What to do:
Spot each line in the records below where the word "screenshot" occurs, then copy it.
· · · ·
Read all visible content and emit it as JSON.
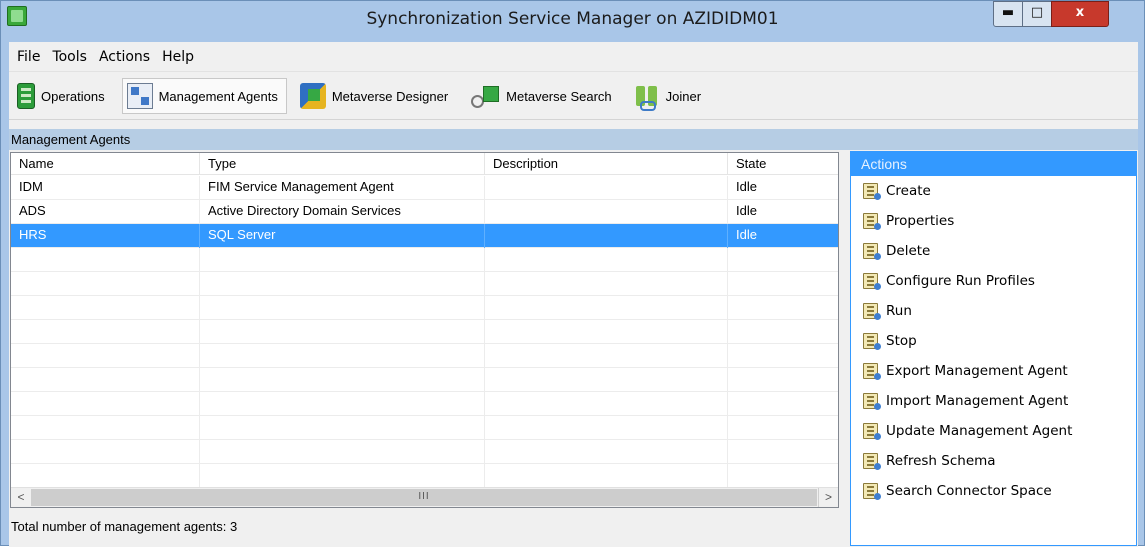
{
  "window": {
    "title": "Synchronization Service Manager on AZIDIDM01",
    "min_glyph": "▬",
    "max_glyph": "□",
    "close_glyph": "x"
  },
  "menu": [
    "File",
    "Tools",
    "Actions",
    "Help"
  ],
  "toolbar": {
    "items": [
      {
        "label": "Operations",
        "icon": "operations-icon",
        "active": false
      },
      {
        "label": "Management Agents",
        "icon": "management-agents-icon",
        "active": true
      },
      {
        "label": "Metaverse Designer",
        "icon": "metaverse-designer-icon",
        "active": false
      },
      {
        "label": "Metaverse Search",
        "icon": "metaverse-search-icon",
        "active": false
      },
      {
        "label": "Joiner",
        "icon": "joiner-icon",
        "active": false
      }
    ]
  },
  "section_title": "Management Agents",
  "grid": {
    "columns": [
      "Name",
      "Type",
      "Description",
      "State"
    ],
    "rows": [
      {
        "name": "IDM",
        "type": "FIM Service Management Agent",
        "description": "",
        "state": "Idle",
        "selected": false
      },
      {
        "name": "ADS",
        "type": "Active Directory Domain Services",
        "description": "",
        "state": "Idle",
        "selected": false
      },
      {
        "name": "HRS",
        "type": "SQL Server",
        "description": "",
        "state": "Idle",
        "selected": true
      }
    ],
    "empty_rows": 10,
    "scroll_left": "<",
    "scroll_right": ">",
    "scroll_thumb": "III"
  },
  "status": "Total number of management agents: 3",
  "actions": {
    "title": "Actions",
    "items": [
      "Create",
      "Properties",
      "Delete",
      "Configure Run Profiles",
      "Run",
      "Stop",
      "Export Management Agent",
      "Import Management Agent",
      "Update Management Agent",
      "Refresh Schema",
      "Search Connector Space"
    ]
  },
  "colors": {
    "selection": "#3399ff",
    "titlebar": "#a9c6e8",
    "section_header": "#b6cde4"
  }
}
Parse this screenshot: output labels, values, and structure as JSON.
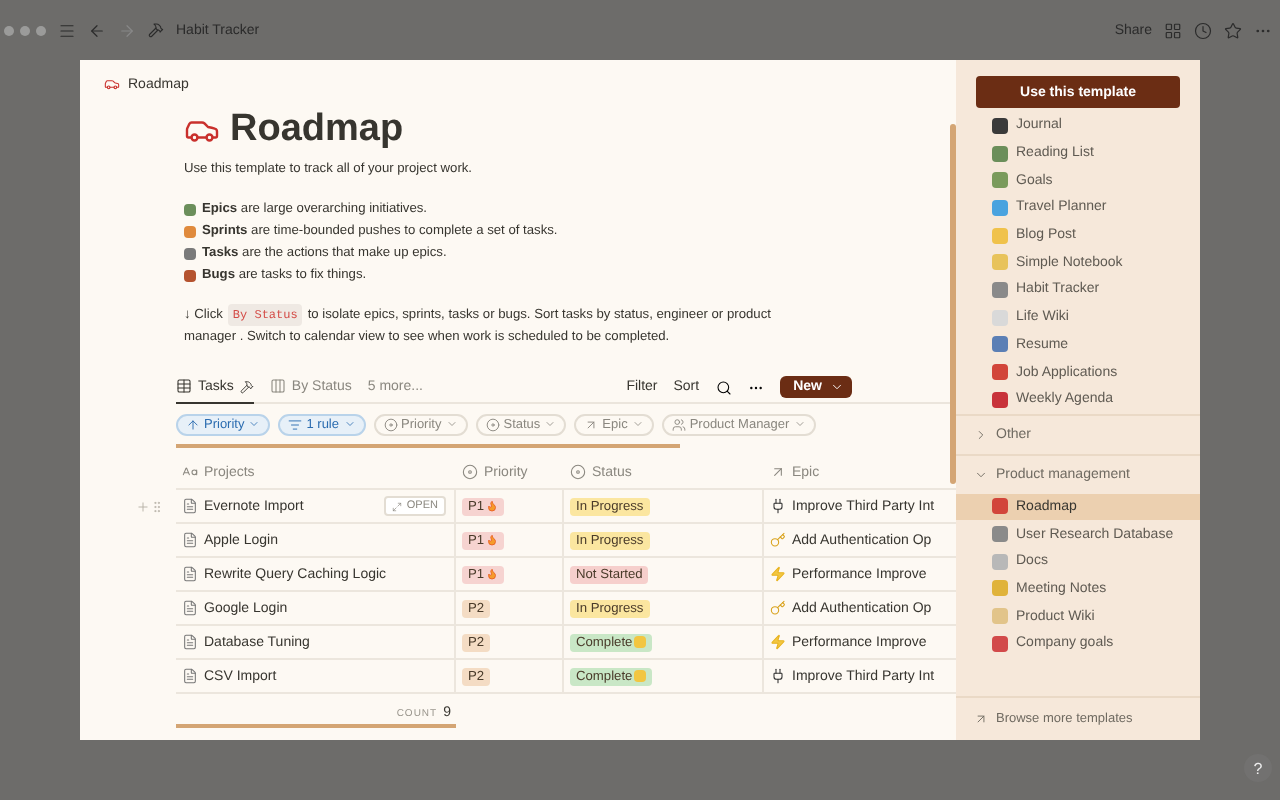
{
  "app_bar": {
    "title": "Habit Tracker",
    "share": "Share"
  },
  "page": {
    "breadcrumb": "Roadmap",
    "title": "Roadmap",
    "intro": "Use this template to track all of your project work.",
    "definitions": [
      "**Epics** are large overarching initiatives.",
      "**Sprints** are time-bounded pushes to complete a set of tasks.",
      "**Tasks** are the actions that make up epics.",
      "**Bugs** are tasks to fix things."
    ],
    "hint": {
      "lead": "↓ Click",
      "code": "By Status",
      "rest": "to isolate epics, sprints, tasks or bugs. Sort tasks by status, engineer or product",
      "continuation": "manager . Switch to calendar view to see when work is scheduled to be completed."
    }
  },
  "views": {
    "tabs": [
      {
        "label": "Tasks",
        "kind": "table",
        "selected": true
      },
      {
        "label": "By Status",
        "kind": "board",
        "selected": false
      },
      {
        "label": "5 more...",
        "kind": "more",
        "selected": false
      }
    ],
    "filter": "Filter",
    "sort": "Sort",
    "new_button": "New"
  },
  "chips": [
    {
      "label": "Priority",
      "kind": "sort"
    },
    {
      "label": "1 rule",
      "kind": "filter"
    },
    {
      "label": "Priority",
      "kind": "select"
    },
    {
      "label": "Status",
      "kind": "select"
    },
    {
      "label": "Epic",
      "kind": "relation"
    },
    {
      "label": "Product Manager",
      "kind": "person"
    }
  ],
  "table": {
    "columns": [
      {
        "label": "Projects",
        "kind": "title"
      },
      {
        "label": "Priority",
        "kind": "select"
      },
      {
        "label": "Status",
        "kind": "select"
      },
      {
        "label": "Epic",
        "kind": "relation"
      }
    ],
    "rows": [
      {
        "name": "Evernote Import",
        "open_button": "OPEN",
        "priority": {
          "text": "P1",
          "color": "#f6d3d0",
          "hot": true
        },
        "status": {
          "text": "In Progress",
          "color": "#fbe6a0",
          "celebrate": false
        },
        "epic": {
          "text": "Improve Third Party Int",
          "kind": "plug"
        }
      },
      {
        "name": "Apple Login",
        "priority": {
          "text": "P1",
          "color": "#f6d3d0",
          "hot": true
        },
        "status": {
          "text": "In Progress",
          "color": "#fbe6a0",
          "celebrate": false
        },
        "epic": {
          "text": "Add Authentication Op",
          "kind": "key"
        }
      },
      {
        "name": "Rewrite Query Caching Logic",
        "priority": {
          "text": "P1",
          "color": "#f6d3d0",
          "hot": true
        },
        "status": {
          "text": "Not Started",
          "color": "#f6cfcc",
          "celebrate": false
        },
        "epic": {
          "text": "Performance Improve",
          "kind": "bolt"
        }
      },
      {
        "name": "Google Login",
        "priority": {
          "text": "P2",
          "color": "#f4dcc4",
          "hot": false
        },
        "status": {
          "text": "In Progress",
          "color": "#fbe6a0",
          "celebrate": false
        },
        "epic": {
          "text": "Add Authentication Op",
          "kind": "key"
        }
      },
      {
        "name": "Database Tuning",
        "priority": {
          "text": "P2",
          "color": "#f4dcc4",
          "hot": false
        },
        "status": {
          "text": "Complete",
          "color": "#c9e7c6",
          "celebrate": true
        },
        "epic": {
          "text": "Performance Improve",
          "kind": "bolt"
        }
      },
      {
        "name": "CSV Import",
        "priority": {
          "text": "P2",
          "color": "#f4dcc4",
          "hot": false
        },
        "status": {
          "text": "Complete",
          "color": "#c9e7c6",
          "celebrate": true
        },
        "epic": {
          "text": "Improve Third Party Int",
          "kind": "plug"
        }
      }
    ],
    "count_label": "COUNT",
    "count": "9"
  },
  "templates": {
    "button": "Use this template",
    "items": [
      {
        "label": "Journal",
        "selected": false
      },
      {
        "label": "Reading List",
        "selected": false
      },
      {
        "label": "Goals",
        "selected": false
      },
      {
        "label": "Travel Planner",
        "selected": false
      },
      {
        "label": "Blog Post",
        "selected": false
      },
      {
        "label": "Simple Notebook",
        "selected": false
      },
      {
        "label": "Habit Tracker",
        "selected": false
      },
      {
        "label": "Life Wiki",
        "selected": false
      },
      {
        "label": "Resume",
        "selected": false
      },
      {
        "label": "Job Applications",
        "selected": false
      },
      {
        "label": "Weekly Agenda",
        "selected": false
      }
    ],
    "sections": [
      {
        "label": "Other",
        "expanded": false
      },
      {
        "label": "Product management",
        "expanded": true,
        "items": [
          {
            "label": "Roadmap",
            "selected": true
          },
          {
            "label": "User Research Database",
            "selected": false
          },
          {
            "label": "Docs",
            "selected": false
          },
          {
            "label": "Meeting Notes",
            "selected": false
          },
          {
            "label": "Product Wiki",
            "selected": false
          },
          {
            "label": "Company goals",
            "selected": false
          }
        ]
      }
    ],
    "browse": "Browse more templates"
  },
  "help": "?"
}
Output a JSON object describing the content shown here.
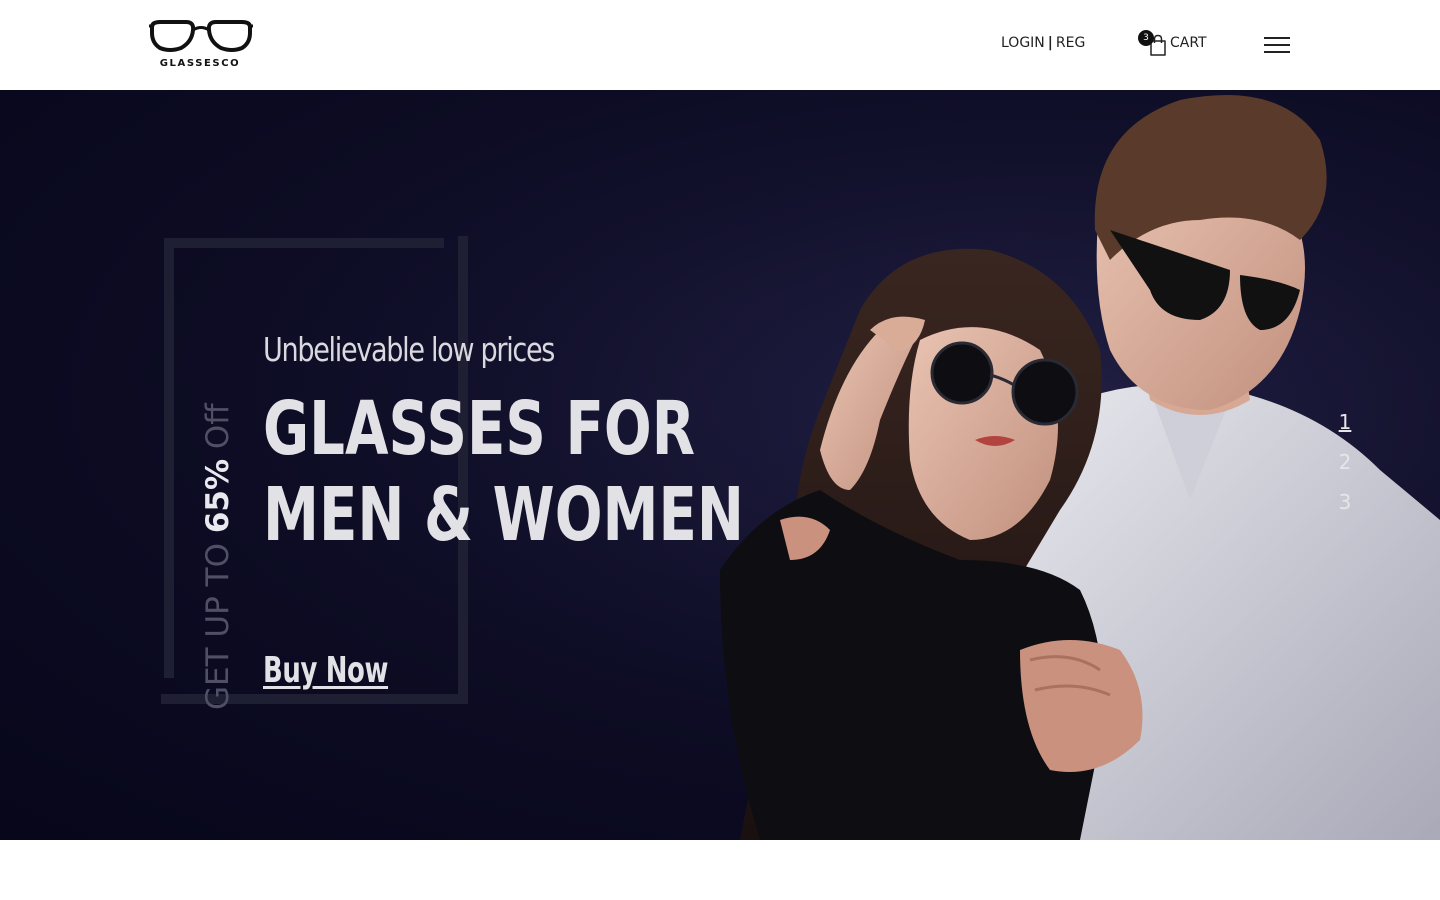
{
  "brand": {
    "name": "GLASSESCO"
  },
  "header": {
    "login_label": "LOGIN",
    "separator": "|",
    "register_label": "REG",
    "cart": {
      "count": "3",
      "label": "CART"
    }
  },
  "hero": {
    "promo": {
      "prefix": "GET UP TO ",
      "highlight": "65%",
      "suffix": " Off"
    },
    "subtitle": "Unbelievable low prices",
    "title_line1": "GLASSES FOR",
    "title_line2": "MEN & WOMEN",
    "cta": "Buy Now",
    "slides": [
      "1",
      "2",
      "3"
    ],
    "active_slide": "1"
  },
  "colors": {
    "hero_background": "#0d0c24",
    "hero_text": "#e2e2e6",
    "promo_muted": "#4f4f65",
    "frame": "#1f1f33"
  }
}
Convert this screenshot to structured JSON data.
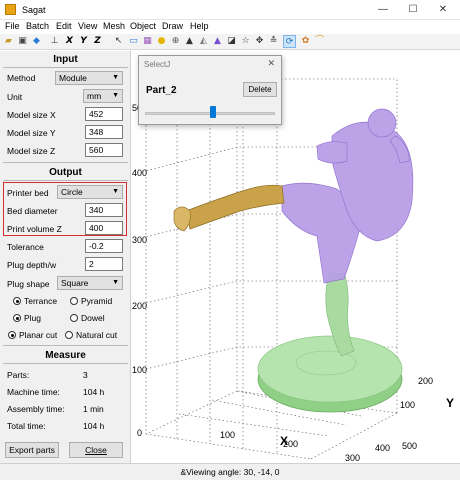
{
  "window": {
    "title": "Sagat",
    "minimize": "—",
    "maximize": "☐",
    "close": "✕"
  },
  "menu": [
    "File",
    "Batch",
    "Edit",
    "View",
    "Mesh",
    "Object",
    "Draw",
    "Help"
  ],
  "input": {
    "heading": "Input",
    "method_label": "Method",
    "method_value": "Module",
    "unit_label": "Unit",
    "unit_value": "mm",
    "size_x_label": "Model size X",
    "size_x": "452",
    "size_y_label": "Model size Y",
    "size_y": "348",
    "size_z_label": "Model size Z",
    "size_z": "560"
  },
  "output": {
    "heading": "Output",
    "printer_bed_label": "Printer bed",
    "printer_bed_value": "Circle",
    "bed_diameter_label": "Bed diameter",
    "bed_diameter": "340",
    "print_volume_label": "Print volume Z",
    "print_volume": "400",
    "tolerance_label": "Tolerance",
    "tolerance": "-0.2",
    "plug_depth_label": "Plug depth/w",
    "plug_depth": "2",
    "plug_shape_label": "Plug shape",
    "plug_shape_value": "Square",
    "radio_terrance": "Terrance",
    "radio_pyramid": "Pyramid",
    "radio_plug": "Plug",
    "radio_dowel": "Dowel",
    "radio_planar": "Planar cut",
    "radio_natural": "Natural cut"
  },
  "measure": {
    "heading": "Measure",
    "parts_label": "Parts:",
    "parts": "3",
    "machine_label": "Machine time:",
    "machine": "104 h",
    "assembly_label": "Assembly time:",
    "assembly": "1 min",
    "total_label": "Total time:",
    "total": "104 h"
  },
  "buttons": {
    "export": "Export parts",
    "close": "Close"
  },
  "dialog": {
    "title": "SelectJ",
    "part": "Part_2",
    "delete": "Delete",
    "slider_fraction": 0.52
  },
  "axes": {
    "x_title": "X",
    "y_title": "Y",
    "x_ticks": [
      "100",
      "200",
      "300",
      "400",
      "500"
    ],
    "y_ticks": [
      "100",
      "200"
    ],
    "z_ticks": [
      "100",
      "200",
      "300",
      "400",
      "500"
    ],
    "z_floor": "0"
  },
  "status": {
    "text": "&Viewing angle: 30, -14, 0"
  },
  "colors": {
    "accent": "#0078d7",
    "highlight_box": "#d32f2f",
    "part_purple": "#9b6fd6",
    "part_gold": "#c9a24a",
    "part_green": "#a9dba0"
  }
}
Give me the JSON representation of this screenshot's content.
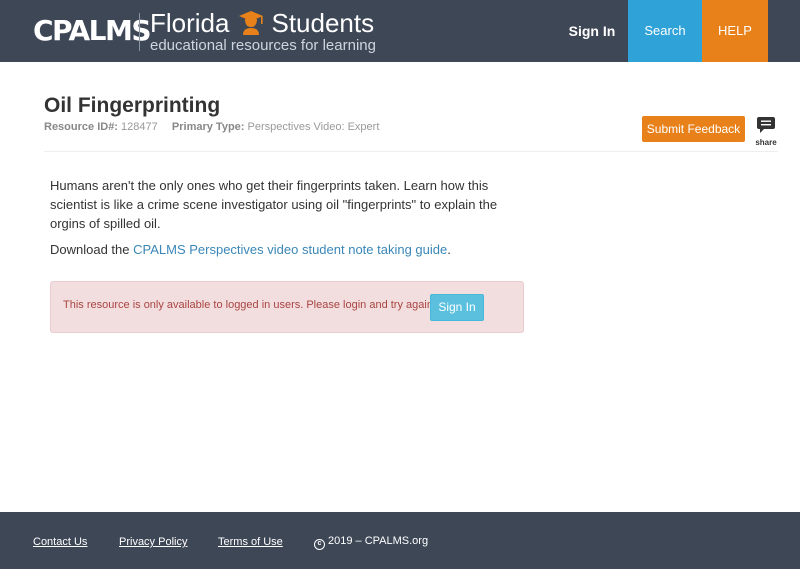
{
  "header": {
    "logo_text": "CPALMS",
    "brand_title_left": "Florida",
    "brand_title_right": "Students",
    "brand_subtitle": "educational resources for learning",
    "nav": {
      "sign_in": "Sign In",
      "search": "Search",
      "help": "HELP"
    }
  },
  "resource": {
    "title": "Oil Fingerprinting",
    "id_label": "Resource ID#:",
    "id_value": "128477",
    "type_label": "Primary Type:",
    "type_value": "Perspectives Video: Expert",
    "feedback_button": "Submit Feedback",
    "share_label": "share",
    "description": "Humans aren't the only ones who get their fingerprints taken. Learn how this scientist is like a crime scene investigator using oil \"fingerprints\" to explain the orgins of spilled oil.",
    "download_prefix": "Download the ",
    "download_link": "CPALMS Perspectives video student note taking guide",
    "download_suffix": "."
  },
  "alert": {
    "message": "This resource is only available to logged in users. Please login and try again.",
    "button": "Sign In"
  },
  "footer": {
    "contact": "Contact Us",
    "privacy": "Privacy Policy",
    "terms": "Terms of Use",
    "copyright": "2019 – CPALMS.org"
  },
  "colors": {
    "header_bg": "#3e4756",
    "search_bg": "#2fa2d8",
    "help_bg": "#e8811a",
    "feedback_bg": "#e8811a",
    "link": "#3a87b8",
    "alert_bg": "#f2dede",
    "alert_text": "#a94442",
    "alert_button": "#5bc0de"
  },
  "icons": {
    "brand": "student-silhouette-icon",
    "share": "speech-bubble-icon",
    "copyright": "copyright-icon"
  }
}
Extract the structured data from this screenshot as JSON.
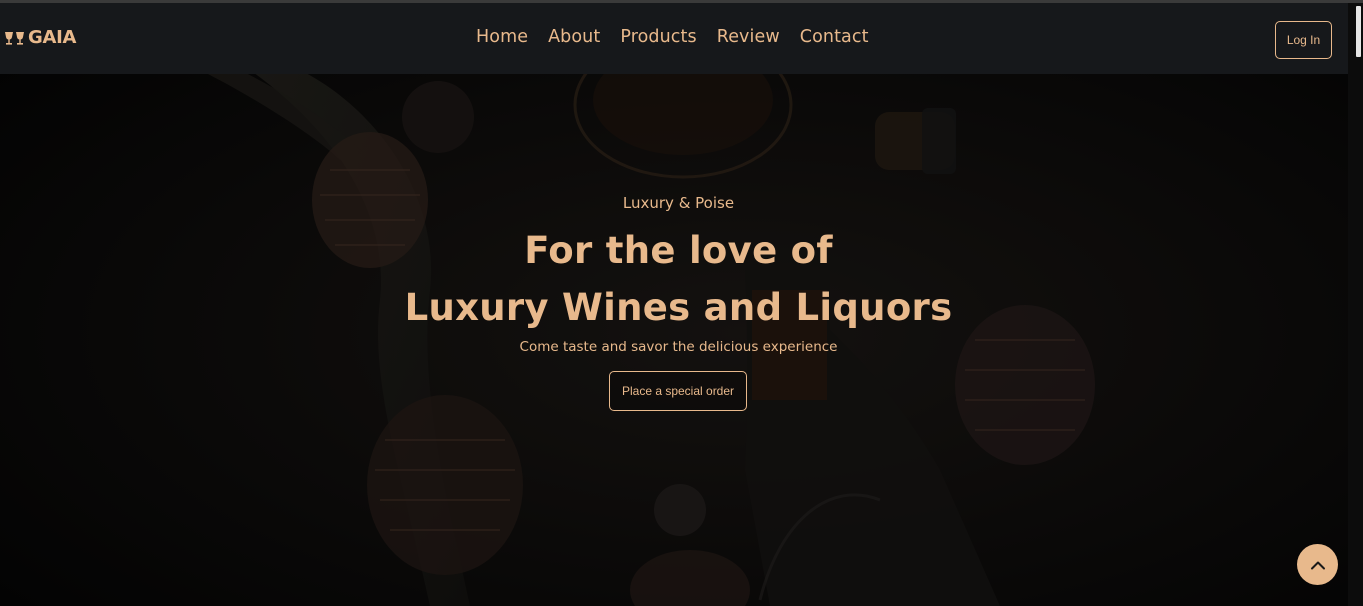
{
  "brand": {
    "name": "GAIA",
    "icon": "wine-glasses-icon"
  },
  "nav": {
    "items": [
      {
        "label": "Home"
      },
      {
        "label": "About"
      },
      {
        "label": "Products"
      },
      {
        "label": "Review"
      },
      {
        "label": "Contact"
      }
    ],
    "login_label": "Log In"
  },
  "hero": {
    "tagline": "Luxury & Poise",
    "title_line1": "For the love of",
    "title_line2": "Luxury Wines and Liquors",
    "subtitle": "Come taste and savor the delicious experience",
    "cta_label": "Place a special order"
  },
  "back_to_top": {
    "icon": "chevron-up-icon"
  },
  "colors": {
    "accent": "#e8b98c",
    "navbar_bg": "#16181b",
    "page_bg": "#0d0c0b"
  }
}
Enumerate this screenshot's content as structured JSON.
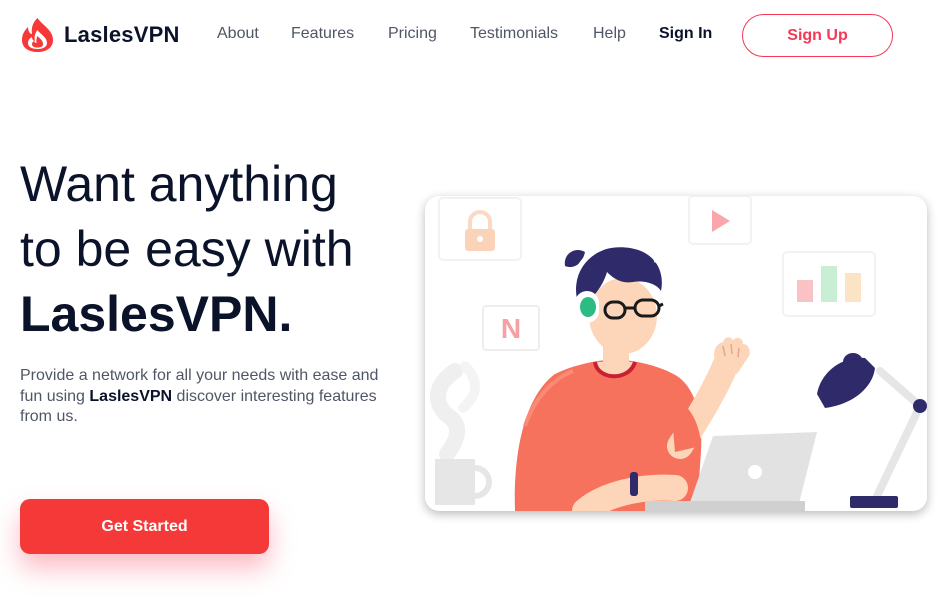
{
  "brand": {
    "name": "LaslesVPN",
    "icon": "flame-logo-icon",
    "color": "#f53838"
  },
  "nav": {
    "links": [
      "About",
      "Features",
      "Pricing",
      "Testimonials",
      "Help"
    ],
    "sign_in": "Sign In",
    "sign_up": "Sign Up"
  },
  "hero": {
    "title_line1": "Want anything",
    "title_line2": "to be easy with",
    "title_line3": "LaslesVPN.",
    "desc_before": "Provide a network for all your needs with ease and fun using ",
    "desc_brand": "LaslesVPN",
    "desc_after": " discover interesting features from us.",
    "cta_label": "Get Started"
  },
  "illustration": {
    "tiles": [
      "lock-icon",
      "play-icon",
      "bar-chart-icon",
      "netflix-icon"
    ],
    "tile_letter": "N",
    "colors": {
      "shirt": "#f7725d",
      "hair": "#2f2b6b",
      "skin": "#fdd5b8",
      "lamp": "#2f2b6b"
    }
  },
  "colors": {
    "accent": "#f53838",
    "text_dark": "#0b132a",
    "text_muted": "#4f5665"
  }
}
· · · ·
Written answer:
Parse this screenshot: output labels, values, and structure as JSON.
Convert this screenshot to structured JSON data.
Give me the JSON representation of this screenshot's content.
Extract the structured data from this screenshot as JSON.
Enumerate this screenshot's content as structured JSON.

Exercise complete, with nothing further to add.